Exercise requirements: Could you output each record below exactly as it stands and leave the pictures out?

Recorded data:
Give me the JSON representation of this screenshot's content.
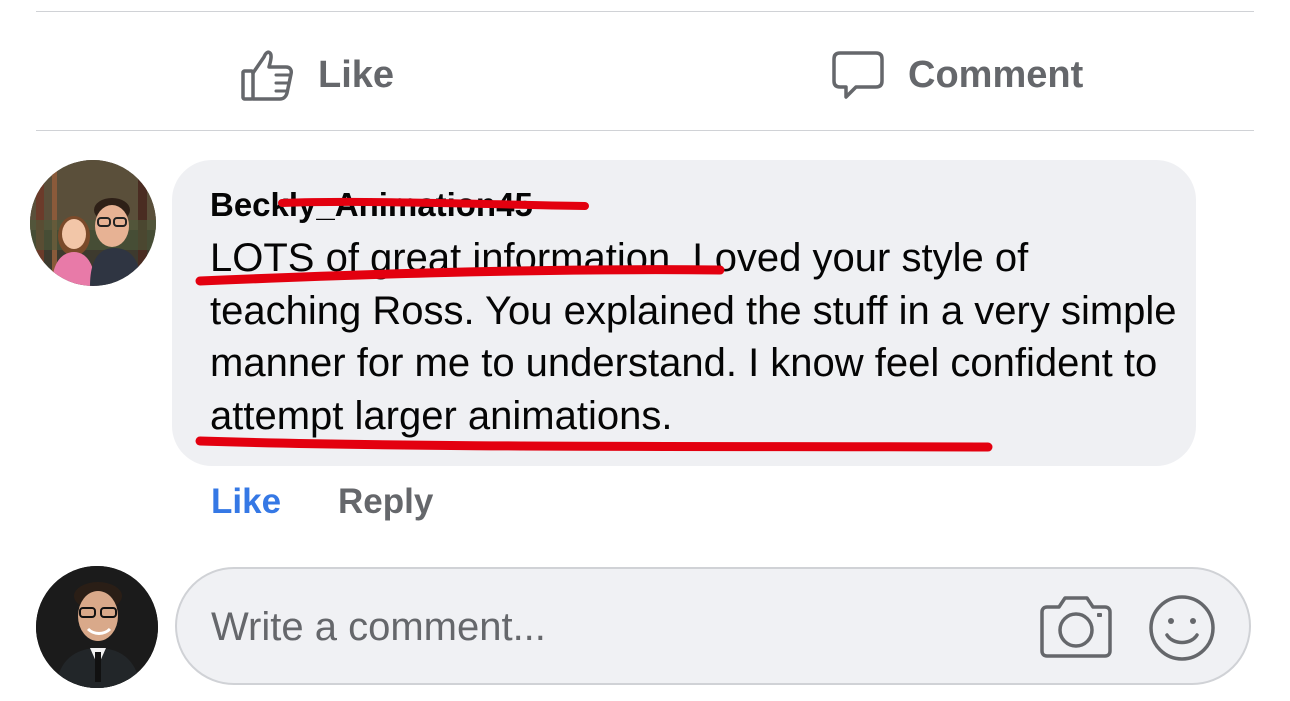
{
  "post_actions": {
    "like_label": "Like",
    "comment_label": "Comment",
    "like_icon": "thumbs-up-icon",
    "comment_icon": "speech-bubble-icon"
  },
  "comment": {
    "author": "Beckly_Animation45",
    "text": "LOTS of great information. Loved your style of teaching Ross. You explained the stuff in a very simple manner for me to understand. I know feel confident to attempt larger animations.",
    "actions": {
      "like": "Like",
      "reply": "Reply"
    }
  },
  "composer": {
    "placeholder": "Write a comment...",
    "camera_icon": "camera-icon",
    "emoji_icon": "smiley-icon"
  },
  "colors": {
    "like_blue": "#3578e5",
    "secondary_text": "#65676b",
    "bubble_bg": "#eff0f3",
    "red_annotation": "#e3000f"
  }
}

Answer for this exercise:
Give me the JSON representation of this screenshot's content.
{
  "post_actions": {
    "like_label": "Like",
    "comment_label": "Comment",
    "like_icon": "thumbs-up-icon",
    "comment_icon": "speech-bubble-icon"
  },
  "comment": {
    "author": "Beckly_Animation45",
    "text": "LOTS of great information. Loved your style of teaching Ross. You explained the stuff in a very simple manner for me to understand. I know feel confident to attempt larger animations.",
    "actions": {
      "like": "Like",
      "reply": "Reply"
    }
  },
  "composer": {
    "placeholder": "Write a comment...",
    "camera_icon": "camera-icon",
    "emoji_icon": "smiley-icon"
  },
  "colors": {
    "like_blue": "#3578e5",
    "secondary_text": "#65676b",
    "bubble_bg": "#eff0f3",
    "red_annotation": "#e3000f"
  }
}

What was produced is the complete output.